--- SUPPLIED INFORMATION Enclosed Below ---
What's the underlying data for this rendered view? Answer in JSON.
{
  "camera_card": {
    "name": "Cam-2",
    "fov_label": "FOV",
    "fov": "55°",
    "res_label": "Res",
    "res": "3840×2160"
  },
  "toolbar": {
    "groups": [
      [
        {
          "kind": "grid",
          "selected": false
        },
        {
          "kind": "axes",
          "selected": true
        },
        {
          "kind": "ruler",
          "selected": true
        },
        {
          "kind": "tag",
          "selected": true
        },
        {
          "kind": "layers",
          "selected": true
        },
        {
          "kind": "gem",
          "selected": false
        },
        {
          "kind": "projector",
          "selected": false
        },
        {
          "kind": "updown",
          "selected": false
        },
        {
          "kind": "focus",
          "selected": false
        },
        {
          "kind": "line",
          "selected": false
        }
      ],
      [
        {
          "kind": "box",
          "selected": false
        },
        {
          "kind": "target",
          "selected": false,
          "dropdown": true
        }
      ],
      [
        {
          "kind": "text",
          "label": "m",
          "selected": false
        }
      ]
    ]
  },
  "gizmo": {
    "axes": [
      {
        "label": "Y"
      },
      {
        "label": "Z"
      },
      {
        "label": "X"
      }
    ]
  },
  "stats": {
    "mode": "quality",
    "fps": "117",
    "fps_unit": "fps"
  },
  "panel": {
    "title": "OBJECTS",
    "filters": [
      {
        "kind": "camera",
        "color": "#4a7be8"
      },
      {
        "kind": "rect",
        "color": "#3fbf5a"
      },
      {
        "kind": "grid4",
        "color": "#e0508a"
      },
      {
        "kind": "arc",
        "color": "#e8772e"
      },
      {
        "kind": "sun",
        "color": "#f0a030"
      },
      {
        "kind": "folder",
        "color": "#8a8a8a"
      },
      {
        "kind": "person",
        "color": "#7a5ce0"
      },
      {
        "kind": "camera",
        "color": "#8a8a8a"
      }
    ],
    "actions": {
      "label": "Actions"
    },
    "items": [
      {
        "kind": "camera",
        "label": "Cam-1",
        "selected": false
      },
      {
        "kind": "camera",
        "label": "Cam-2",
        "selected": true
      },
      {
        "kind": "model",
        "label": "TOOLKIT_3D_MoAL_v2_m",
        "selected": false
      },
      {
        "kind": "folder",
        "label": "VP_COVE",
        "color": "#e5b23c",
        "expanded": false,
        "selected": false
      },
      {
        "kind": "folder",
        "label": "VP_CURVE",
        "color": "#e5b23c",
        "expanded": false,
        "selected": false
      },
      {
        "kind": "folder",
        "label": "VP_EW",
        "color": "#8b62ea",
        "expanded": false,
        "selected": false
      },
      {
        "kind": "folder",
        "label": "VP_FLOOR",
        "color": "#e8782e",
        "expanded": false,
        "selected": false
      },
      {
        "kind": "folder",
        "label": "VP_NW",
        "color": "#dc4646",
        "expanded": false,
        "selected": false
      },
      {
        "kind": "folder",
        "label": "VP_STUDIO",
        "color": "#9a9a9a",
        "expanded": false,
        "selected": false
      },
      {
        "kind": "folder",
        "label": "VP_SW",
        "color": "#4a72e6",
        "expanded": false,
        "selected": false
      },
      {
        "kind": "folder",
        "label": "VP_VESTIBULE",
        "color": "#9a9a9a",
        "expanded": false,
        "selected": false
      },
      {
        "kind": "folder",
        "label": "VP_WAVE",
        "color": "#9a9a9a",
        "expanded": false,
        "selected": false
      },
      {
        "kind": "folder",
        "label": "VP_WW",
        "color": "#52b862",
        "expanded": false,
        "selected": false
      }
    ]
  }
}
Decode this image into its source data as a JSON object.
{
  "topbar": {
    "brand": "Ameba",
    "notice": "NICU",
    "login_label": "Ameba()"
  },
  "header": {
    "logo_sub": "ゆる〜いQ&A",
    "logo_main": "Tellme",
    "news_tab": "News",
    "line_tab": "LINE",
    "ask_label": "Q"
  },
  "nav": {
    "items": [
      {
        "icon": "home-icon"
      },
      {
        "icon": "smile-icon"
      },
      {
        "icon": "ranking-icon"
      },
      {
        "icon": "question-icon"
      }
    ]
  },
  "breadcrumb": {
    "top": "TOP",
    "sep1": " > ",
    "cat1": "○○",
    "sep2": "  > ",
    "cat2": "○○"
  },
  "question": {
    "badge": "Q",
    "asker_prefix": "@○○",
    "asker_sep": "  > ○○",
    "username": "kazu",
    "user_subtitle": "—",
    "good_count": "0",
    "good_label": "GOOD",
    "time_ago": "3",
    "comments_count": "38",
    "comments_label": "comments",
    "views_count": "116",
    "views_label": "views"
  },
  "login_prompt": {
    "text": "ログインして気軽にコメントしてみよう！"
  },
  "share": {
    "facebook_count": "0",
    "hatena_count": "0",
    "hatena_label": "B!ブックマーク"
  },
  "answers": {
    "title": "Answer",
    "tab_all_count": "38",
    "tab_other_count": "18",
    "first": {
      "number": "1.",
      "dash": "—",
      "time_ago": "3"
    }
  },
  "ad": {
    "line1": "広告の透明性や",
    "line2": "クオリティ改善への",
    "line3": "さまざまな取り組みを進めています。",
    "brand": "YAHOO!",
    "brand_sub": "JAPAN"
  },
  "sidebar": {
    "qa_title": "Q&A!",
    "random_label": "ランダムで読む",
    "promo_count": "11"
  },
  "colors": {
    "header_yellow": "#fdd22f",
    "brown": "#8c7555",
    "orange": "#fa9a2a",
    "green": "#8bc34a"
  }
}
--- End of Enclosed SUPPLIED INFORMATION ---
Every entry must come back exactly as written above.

What's the underlying data for this rendered view? Answer in JSON.
{
  "camera_card": {
    "name": "Cam-2",
    "fov_label": "FOV",
    "fov": "55°",
    "res_label": "Res",
    "res": "3840×2160"
  },
  "toolbar": {
    "groups": [
      [
        {
          "kind": "grid",
          "selected": false
        },
        {
          "kind": "axes",
          "selected": true
        },
        {
          "kind": "ruler",
          "selected": true
        },
        {
          "kind": "tag",
          "selected": true
        },
        {
          "kind": "layers",
          "selected": true
        },
        {
          "kind": "gem",
          "selected": false
        },
        {
          "kind": "projector",
          "selected": false
        },
        {
          "kind": "updown",
          "selected": false
        },
        {
          "kind": "focus",
          "selected": false
        },
        {
          "kind": "line",
          "selected": false
        }
      ],
      [
        {
          "kind": "box",
          "selected": false
        },
        {
          "kind": "target",
          "selected": false,
          "dropdown": true
        }
      ],
      [
        {
          "kind": "text",
          "label": "m",
          "selected": false
        }
      ]
    ]
  },
  "gizmo": {
    "axes": [
      {
        "label": "Y"
      },
      {
        "label": "Z"
      },
      {
        "label": "X"
      }
    ]
  },
  "stats": {
    "mode": "quality",
    "fps": "117",
    "fps_unit": "fps"
  },
  "panel": {
    "title": "OBJECTS",
    "filters": [
      {
        "kind": "camera",
        "color": "#4a7be8"
      },
      {
        "kind": "rect",
        "color": "#3fbf5a"
      },
      {
        "kind": "grid4",
        "color": "#e0508a"
      },
      {
        "kind": "arc",
        "color": "#e8772e"
      },
      {
        "kind": "sun",
        "color": "#f0a030"
      },
      {
        "kind": "folder",
        "color": "#8a8a8a"
      },
      {
        "kind": "person",
        "color": "#7a5ce0"
      },
      {
        "kind": "camera",
        "color": "#8a8a8a"
      }
    ],
    "actions": {
      "label": "Actions"
    },
    "items": [
      {
        "kind": "camera",
        "label": "Cam-1",
        "selected": false
      },
      {
        "kind": "camera",
        "label": "Cam-2",
        "selected": true
      },
      {
        "kind": "model",
        "label": "TOOLKIT_3D_MoAL_v2_m",
        "selected": false
      },
      {
        "kind": "folder",
        "label": "VP_COVE",
        "color": "#e5b23c",
        "expanded": false,
        "selected": false
      },
      {
        "kind": "folder",
        "label": "VP_CURVE",
        "color": "#e5b23c",
        "expanded": false,
        "selected": false
      },
      {
        "kind": "folder",
        "label": "VP_EW",
        "color": "#8b62ea",
        "expanded": false,
        "selected": false
      },
      {
        "kind": "folder",
        "label": "VP_FLOOR",
        "color": "#e8782e",
        "expanded": false,
        "selected": false
      },
      {
        "kind": "folder",
        "label": "VP_NW",
        "color": "#dc4646",
        "expanded": false,
        "selected": false
      },
      {
        "kind": "folder",
        "label": "VP_STUDIO",
        "color": "#9a9a9a",
        "expanded": false,
        "selected": false
      },
      {
        "kind": "folder",
        "label": "VP_SW",
        "color": "#4a72e6",
        "expanded": false,
        "selected": false
      },
      {
        "kind": "folder",
        "label": "VP_VESTIBULE",
        "color": "#9a9a9a",
        "expanded": false,
        "selected": false
      },
      {
        "kind": "folder",
        "label": "VP_WAVE",
        "color": "#9a9a9a",
        "expanded": false,
        "selected": false
      },
      {
        "kind": "folder",
        "label": "VP_WW",
        "color": "#52b862",
        "expanded": false,
        "selected": false
      }
    ]
  }
}
Decode this image into its source data as a JSON object.
{
  "topbar": {
    "brand": "Ameba",
    "notice": "NICU",
    "login_label": "Ameba()"
  },
  "header": {
    "logo_sub": "ゆる〜いQ&A",
    "logo_main": "Tellme",
    "news_tab": "News",
    "line_tab": "LINE",
    "ask_label": "Q"
  },
  "nav": {
    "items": [
      {
        "icon": "home-icon"
      },
      {
        "icon": "smile-icon"
      },
      {
        "icon": "ranking-icon"
      },
      {
        "icon": "question-icon"
      }
    ]
  },
  "breadcrumb": {
    "top": "TOP",
    "sep1": " > ",
    "cat1": "○○",
    "sep2": "  > ",
    "cat2": "○○"
  },
  "question": {
    "badge": "Q",
    "asker_prefix": "@○○",
    "asker_sep": "  > ○○",
    "username": "kazu",
    "user_subtitle": "—",
    "good_count": "0",
    "good_label": "GOOD",
    "time_ago": "3",
    "comments_count": "38",
    "comments_label": "comments",
    "views_count": "116",
    "views_label": "views"
  },
  "login_prompt": {
    "text": "ログインして気軽にコメントしてみよう！"
  },
  "share": {
    "facebook_count": "0",
    "hatena_count": "0",
    "hatena_label": "B!ブックマーク"
  },
  "answers": {
    "title": "Answer",
    "tab_all_count": "38",
    "tab_other_count": "18",
    "first": {
      "number": "1.",
      "dash": "—",
      "time_ago": "3"
    }
  },
  "ad": {
    "line1": "広告の透明性や",
    "line2": "クオリティ改善への",
    "line3": "さまざまな取り組みを進めています。",
    "brand": "YAHOO!",
    "brand_sub": "JAPAN"
  },
  "sidebar": {
    "qa_title": "Q&A!",
    "random_label": "ランダムで読む",
    "promo_count": "11"
  },
  "colors": {
    "header_yellow": "#fdd22f",
    "brown": "#8c7555",
    "orange": "#fa9a2a",
    "green": "#8bc34a"
  }
}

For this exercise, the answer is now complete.